+++ Records provided +++

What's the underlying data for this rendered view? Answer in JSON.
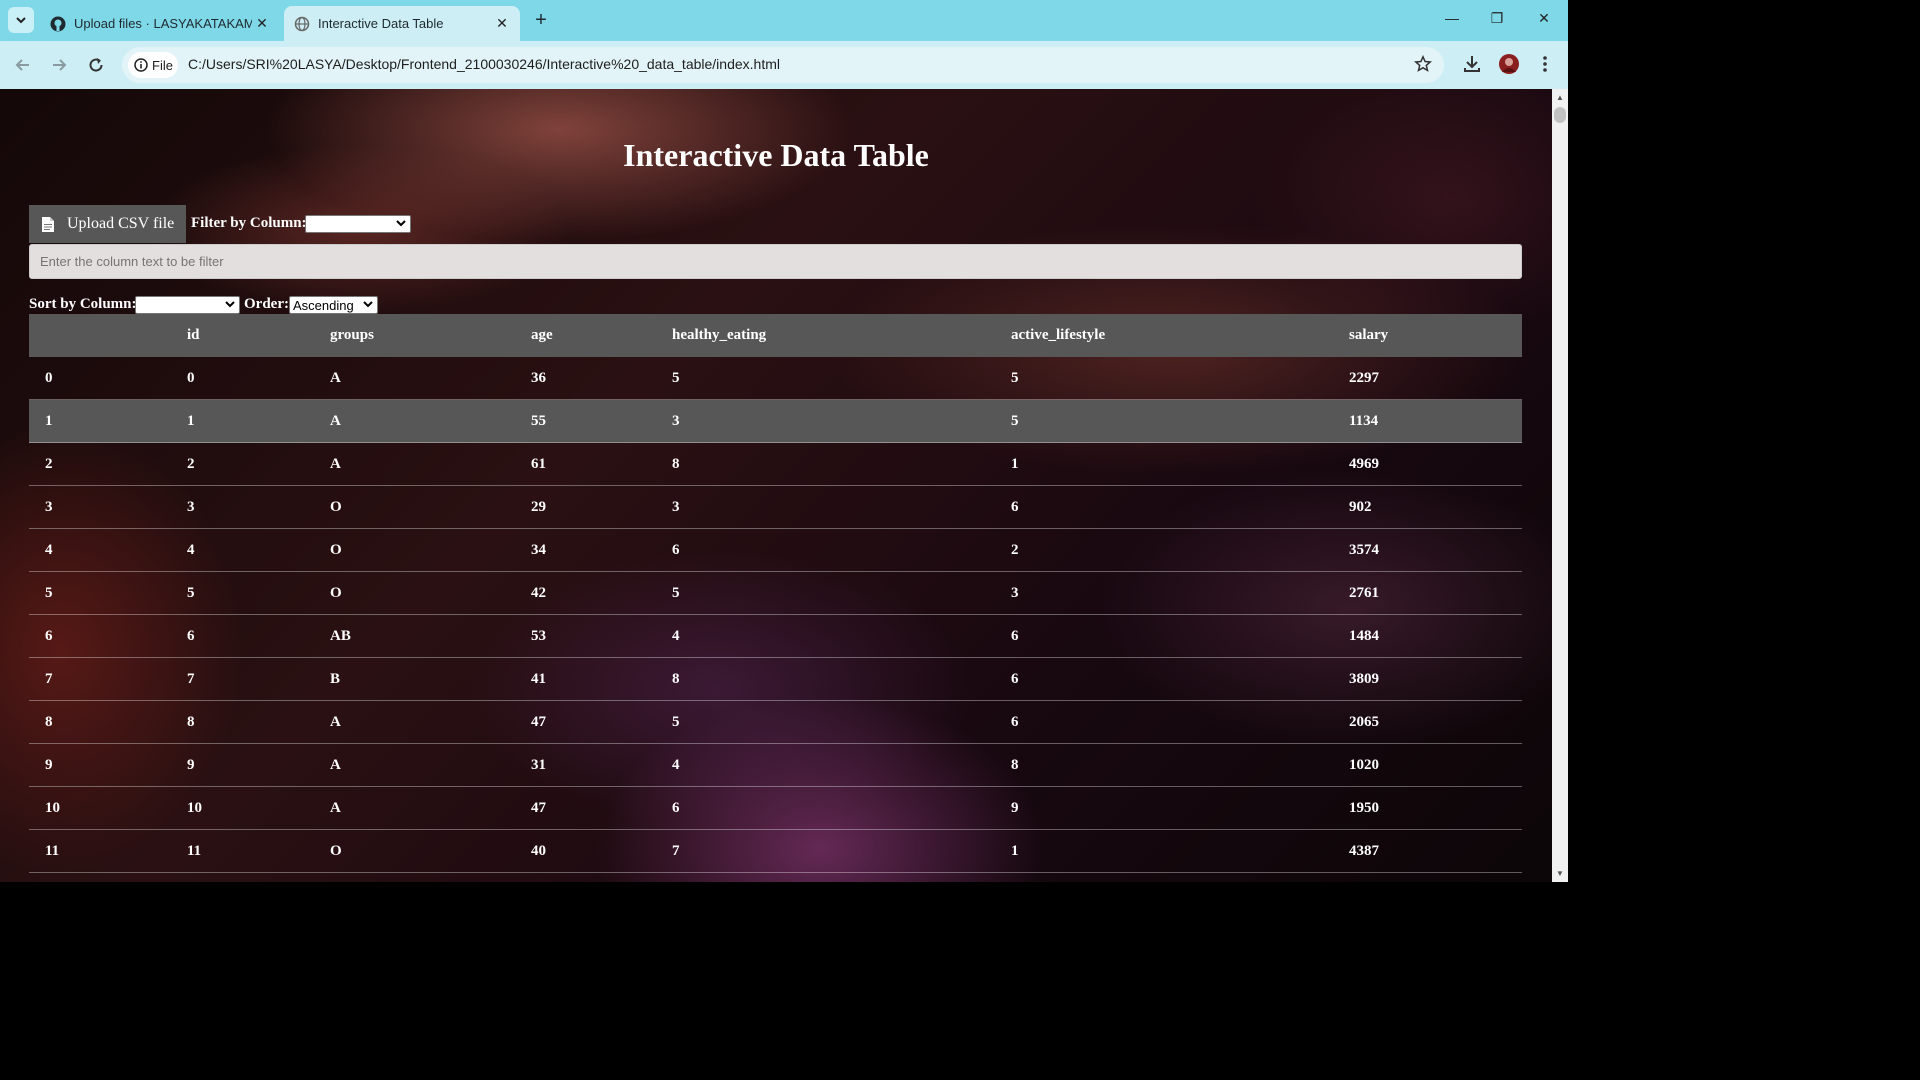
{
  "browser": {
    "tabs": [
      {
        "title": "Upload files · LASYAKATAKAM/F",
        "active": false
      },
      {
        "title": "Interactive Data Table",
        "active": true
      }
    ],
    "address_chip": "File",
    "url": "C:/Users/SRI%20LASYA/Desktop/Frontend_2100030246/Interactive%20_data_table/index.html"
  },
  "page": {
    "title": "Interactive Data Table",
    "upload_label": "Upload CSV file",
    "filter_label": "Filter by Column:",
    "filter_selected": "",
    "filter_placeholder": "Enter the column text to be filter",
    "sort_label": "Sort by Column:",
    "sort_selected": "",
    "order_label": "Order:",
    "order_selected": "Ascending"
  },
  "table": {
    "headers": [
      "",
      "id",
      "groups",
      "age",
      "healthy_eating",
      "active_lifestyle",
      "salary"
    ],
    "rows": [
      [
        "0",
        "0",
        "A",
        "36",
        "5",
        "5",
        "2297"
      ],
      [
        "1",
        "1",
        "A",
        "55",
        "3",
        "5",
        "1134"
      ],
      [
        "2",
        "2",
        "A",
        "61",
        "8",
        "1",
        "4969"
      ],
      [
        "3",
        "3",
        "O",
        "29",
        "3",
        "6",
        "902"
      ],
      [
        "4",
        "4",
        "O",
        "34",
        "6",
        "2",
        "3574"
      ],
      [
        "5",
        "5",
        "O",
        "42",
        "5",
        "3",
        "2761"
      ],
      [
        "6",
        "6",
        "AB",
        "53",
        "4",
        "6",
        "1484"
      ],
      [
        "7",
        "7",
        "B",
        "41",
        "8",
        "6",
        "3809"
      ],
      [
        "8",
        "8",
        "A",
        "47",
        "5",
        "6",
        "2065"
      ],
      [
        "9",
        "9",
        "A",
        "31",
        "4",
        "8",
        "1020"
      ],
      [
        "10",
        "10",
        "A",
        "47",
        "6",
        "9",
        "1950"
      ],
      [
        "11",
        "11",
        "O",
        "40",
        "7",
        "1",
        "4387"
      ]
    ],
    "highlighted_row": 1
  },
  "colors": {
    "tabstrip": "#7fd8e8",
    "toolbar": "#cdeef5",
    "table_header": "#575757",
    "text": "#ffffff"
  }
}
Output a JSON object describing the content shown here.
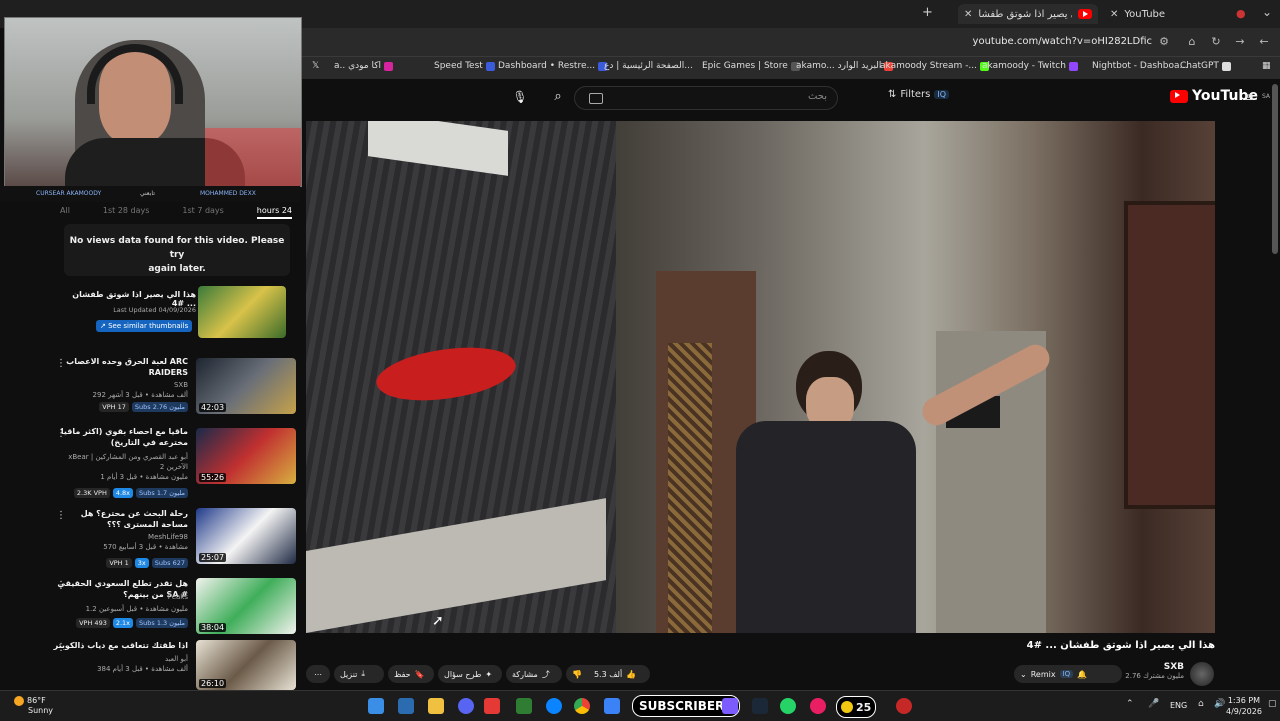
{
  "browser": {
    "tabs": [
      {
        "label": "هذا الي يصير اذا شوتق طفشا",
        "active": true
      },
      {
        "label": "YouTube",
        "active": false
      }
    ],
    "url": "youtube.com/watch?v=oHI282LDfic",
    "bookmarks": [
      "a.. اكا مودي",
      "Speed Test",
      "Dashboard • Restre...",
      "الصفحة الرئيسية | دع...",
      "Epic Games | Store",
      "akamo... البريد الوارد",
      "akamoody Stream -...",
      "akamoody - Twitch",
      "Nightbot - Dashboa...",
      "ChatGPT"
    ]
  },
  "youtube": {
    "search_placeholder": "بحث",
    "filters_label": "Filters",
    "filters_badge": "IQ",
    "brand": "YouTube",
    "brand_country": "SA"
  },
  "sidebar": {
    "range_tabs": [
      "All",
      "1st 28 days",
      "1st 7 days",
      "hours 24"
    ],
    "no_views_line1": "No views data found for this video. Please try",
    "no_views_line2": "again later.",
    "current": {
      "title": "هذا الي يصير اذا شوتق طفشان ... #4",
      "updated": "Last Updated 04/09/2026",
      "similar_button": "See similar thumbnails"
    },
    "videos": [
      {
        "title": "لعبة الحرق وحده الاعصاب ARC RAIDERS",
        "channel": "SXB",
        "meta1": "292 ألف مشاهدة • قبل 3 أشهر",
        "subs": "Subs 2.76 مليون",
        "vph": "VPH 17",
        "multiplier": "",
        "duration": "42:03"
      },
      {
        "title": "ماقيا مع احصاء بقوي (اكثر ماقيا مخترعه في التاريخ)",
        "channel": "xBear | أبو عبد القصري ومن المشاركين الآخرين 2",
        "meta1": "1 مليون مشاهدة • قبل 3 أيام",
        "subs": "Subs 1.7 مليون",
        "vph": "2.3K VPH",
        "multiplier": "4.8x",
        "duration": "55:26"
      },
      {
        "title": "رحلة البحث عن محترع؟ هل مساحة المسترى ؟؟؟",
        "channel": "MeshLife98",
        "meta1": "570 مشاهدة • قبل 3 أسابيع",
        "subs": "Subs 627",
        "vph": "VPH 1",
        "multiplier": "3x",
        "duration": "25:07"
      },
      {
        "title": "هل تقدر تطلع السعودي الحقيقي من بينهم؟ SA #",
        "channel": "Peaks",
        "meta1": "1.2 مليون مشاهدة • قبل أسبوعين",
        "subs": "Subs 1.3 مليون",
        "vph": "VPH 493",
        "multiplier": "2.1x",
        "duration": "38:04"
      },
      {
        "title": "اذا طقتك تتعاقب مع دياب ذالكوبتر",
        "channel": "أبو العبد",
        "meta1": "384 ألف مشاهدة • قبل 3 أيام",
        "subs": "",
        "vph": "",
        "multiplier": "",
        "duration": "26:10"
      }
    ]
  },
  "video": {
    "title": "هذا الي يصير اذا شوتق طفشان ... #4",
    "channel_name": "SXB",
    "channel_subs": "2.76 مليون مشترك",
    "remix_label": "Remix",
    "likes": "5.3 ألف",
    "share_label": "مشاركة",
    "remove_label": "طرح سؤال",
    "save_label": "حفظ",
    "download_label": "تنزيل"
  },
  "taskbar": {
    "temp": "86°F",
    "condition": "Sunny",
    "subscribers_overlay": "SUBSCRIBERS",
    "coin_count": "25",
    "lang": "ENG",
    "time": "1:36 PM",
    "date": "4/9/2026"
  },
  "overlay": {
    "name_left": "CURSEAR AKAMOODY",
    "name_right": "MOHAMMED DEXX",
    "label_mid": "تابعني"
  }
}
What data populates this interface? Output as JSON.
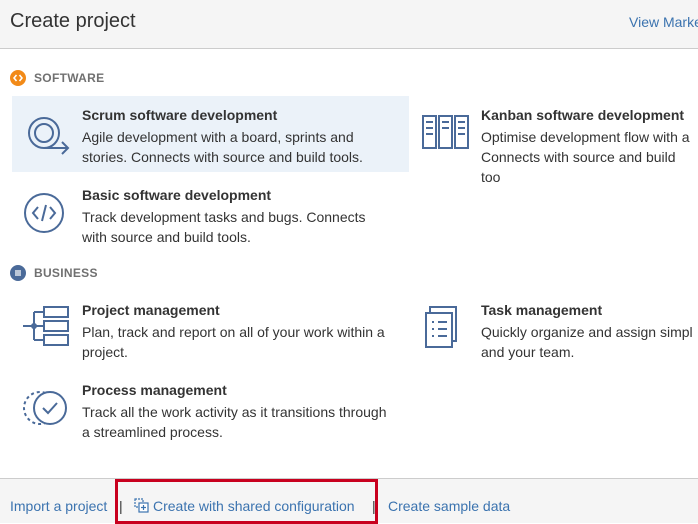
{
  "header": {
    "title": "Create project",
    "marketplace_link": "View Marke"
  },
  "sections": {
    "software": {
      "label": "SOFTWARE",
      "color": "#f28a18"
    },
    "business": {
      "label": "BUSINESS",
      "color": "#4a6a99"
    }
  },
  "templates": {
    "scrum": {
      "name": "Scrum software development",
      "description": "Agile development with a board, sprints and stories. Connects with source and build tools.",
      "icon": "scrum-icon"
    },
    "kanban": {
      "name": "Kanban software development",
      "description": "Optimise development flow with a Connects with source and build too",
      "icon": "kanban-icon"
    },
    "basic": {
      "name": "Basic software development",
      "description": "Track development tasks and bugs. Connects with source and build tools.",
      "icon": "code-icon"
    },
    "project_mgmt": {
      "name": "Project management",
      "description": "Plan, track and report on all of your work within a project.",
      "icon": "project-management-icon"
    },
    "task_mgmt": {
      "name": "Task management",
      "description": "Quickly organize and assign simpl and your team.",
      "icon": "task-management-icon"
    },
    "process_mgmt": {
      "name": "Process management",
      "description": "Track all the work activity as it transitions through a streamlined process.",
      "icon": "process-management-icon"
    }
  },
  "footer": {
    "import": "Import a project",
    "separator": "|",
    "shared_config": "Create with shared configuration",
    "sample_data": "Create sample data"
  },
  "colors": {
    "link": "#3b73af",
    "selected_bg": "#ebf2f9",
    "highlight": "#c8001e",
    "icon_blue": "#4a6a99"
  }
}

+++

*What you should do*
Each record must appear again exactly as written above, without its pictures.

*Solution to the problem*
What's the underlying data for this rendered view? Answer in JSON.
{
  "browser": {
    "tabs": [
      {
        "title": "Upload files · LASYAKATAKAM/F",
        "active": false
      },
      {
        "title": "Interactive Data Table",
        "active": true
      }
    ],
    "address_chip": "File",
    "url": "C:/Users/SRI%20LASYA/Desktop/Frontend_2100030246/Interactive%20_data_table/index.html"
  },
  "page": {
    "title": "Interactive Data Table",
    "upload_label": "Upload CSV file",
    "filter_label": "Filter by Column:",
    "filter_selected": "",
    "filter_placeholder": "Enter the column text to be filter",
    "sort_label": "Sort by Column:",
    "sort_selected": "",
    "order_label": "Order:",
    "order_selected": "Ascending"
  },
  "table": {
    "headers": [
      "",
      "id",
      "groups",
      "age",
      "healthy_eating",
      "active_lifestyle",
      "salary"
    ],
    "rows": [
      [
        "0",
        "0",
        "A",
        "36",
        "5",
        "5",
        "2297"
      ],
      [
        "1",
        "1",
        "A",
        "55",
        "3",
        "5",
        "1134"
      ],
      [
        "2",
        "2",
        "A",
        "61",
        "8",
        "1",
        "4969"
      ],
      [
        "3",
        "3",
        "O",
        "29",
        "3",
        "6",
        "902"
      ],
      [
        "4",
        "4",
        "O",
        "34",
        "6",
        "2",
        "3574"
      ],
      [
        "5",
        "5",
        "O",
        "42",
        "5",
        "3",
        "2761"
      ],
      [
        "6",
        "6",
        "AB",
        "53",
        "4",
        "6",
        "1484"
      ],
      [
        "7",
        "7",
        "B",
        "41",
        "8",
        "6",
        "3809"
      ],
      [
        "8",
        "8",
        "A",
        "47",
        "5",
        "6",
        "2065"
      ],
      [
        "9",
        "9",
        "A",
        "31",
        "4",
        "8",
        "1020"
      ],
      [
        "10",
        "10",
        "A",
        "47",
        "6",
        "9",
        "1950"
      ],
      [
        "11",
        "11",
        "O",
        "40",
        "7",
        "1",
        "4387"
      ]
    ],
    "highlighted_row": 1
  },
  "colors": {
    "tabstrip": "#7fd8e8",
    "toolbar": "#cdeef5",
    "table_header": "#575757",
    "text": "#ffffff"
  }
}
Output a JSON object describing the content shown here.
{
  "browser": {
    "tabs": [
      {
        "label": "هذا الي يصير اذا شوتق طفشا",
        "active": true
      },
      {
        "label": "YouTube",
        "active": false
      }
    ],
    "url": "youtube.com/watch?v=oHI282LDfic",
    "bookmarks": [
      "a.. اكا مودي",
      "Speed Test",
      "Dashboard • Restre...",
      "الصفحة الرئيسية | دع...",
      "Epic Games | Store",
      "akamo... البريد الوارد",
      "akamoody Stream -...",
      "akamoody - Twitch",
      "Nightbot - Dashboa...",
      "ChatGPT"
    ]
  },
  "youtube": {
    "search_placeholder": "بحث",
    "filters_label": "Filters",
    "filters_badge": "IQ",
    "brand": "YouTube",
    "brand_country": "SA"
  },
  "sidebar": {
    "range_tabs": [
      "All",
      "1st 28 days",
      "1st 7 days",
      "hours 24"
    ],
    "no_views_line1": "No views data found for this video. Please try",
    "no_views_line2": "again later.",
    "current": {
      "title": "هذا الي يصير اذا شوتق طفشان ... #4",
      "updated": "Last Updated 04/09/2026",
      "similar_button": "See similar thumbnails"
    },
    "videos": [
      {
        "title": "لعبة الحرق وحده الاعصاب ARC RAIDERS",
        "channel": "SXB",
        "meta1": "292 ألف مشاهدة • قبل 3 أشهر",
        "subs": "Subs 2.76 مليون",
        "vph": "VPH 17",
        "multiplier": "",
        "duration": "42:03"
      },
      {
        "title": "ماقيا مع احصاء بقوي (اكثر ماقيا مخترعه في التاريخ)",
        "channel": "xBear | أبو عبد القصري ومن المشاركين الآخرين 2",
        "meta1": "1 مليون مشاهدة • قبل 3 أيام",
        "subs": "Subs 1.7 مليون",
        "vph": "2.3K VPH",
        "multiplier": "4.8x",
        "duration": "55:26"
      },
      {
        "title": "رحلة البحث عن محترع؟ هل مساحة المسترى ؟؟؟",
        "channel": "MeshLife98",
        "meta1": "570 مشاهدة • قبل 3 أسابيع",
        "subs": "Subs 627",
        "vph": "VPH 1",
        "multiplier": "3x",
        "duration": "25:07"
      },
      {
        "title": "هل تقدر تطلع السعودي الحقيقي من بينهم؟ SA #",
        "channel": "Peaks",
        "meta1": "1.2 مليون مشاهدة • قبل أسبوعين",
        "subs": "Subs 1.3 مليون",
        "vph": "VPH 493",
        "multiplier": "2.1x",
        "duration": "38:04"
      },
      {
        "title": "اذا طقتك تتعاقب مع دياب ذالكوبتر",
        "channel": "أبو العبد",
        "meta1": "384 ألف مشاهدة • قبل 3 أيام",
        "subs": "",
        "vph": "",
        "multiplier": "",
        "duration": "26:10"
      }
    ]
  },
  "video": {
    "title": "هذا الي يصير اذا شوتق طفشان ... #4",
    "channel_name": "SXB",
    "channel_subs": "2.76 مليون مشترك",
    "remix_label": "Remix",
    "likes": "5.3 ألف",
    "share_label": "مشاركة",
    "remove_label": "طرح سؤال",
    "save_label": "حفظ",
    "download_label": "تنزيل"
  },
  "taskbar": {
    "temp": "86°F",
    "condition": "Sunny",
    "subscribers_overlay": "SUBSCRIBERS",
    "coin_count": "25",
    "lang": "ENG",
    "time": "1:36 PM",
    "date": "4/9/2026"
  },
  "overlay": {
    "name_left": "CURSEAR AKAMOODY",
    "name_right": "MOHAMMED DEXX",
    "label_mid": "تابعني"
  }
}
What data populates this interface? Output as JSON.
{
  "header": {
    "title": "Create project",
    "marketplace_link": "View Marke"
  },
  "sections": {
    "software": {
      "label": "SOFTWARE",
      "color": "#f28a18"
    },
    "business": {
      "label": "BUSINESS",
      "color": "#4a6a99"
    }
  },
  "templates": {
    "scrum": {
      "name": "Scrum software development",
      "description": "Agile development with a board, sprints and stories. Connects with source and build tools.",
      "icon": "scrum-icon"
    },
    "kanban": {
      "name": "Kanban software development",
      "description": "Optimise development flow with a Connects with source and build too",
      "icon": "kanban-icon"
    },
    "basic": {
      "name": "Basic software development",
      "description": "Track development tasks and bugs. Connects with source and build tools.",
      "icon": "code-icon"
    },
    "project_mgmt": {
      "name": "Project management",
      "description": "Plan, track and report on all of your work within a project.",
      "icon": "project-management-icon"
    },
    "task_mgmt": {
      "name": "Task management",
      "description": "Quickly organize and assign simpl and your team.",
      "icon": "task-management-icon"
    },
    "process_mgmt": {
      "name": "Process management",
      "description": "Track all the work activity as it transitions through a streamlined process.",
      "icon": "process-management-icon"
    }
  },
  "footer": {
    "import": "Import a project",
    "separator": "|",
    "shared_config": "Create with shared configuration",
    "sample_data": "Create sample data"
  },
  "colors": {
    "link": "#3b73af",
    "selected_bg": "#ebf2f9",
    "highlight": "#c8001e",
    "icon_blue": "#4a6a99"
  }
}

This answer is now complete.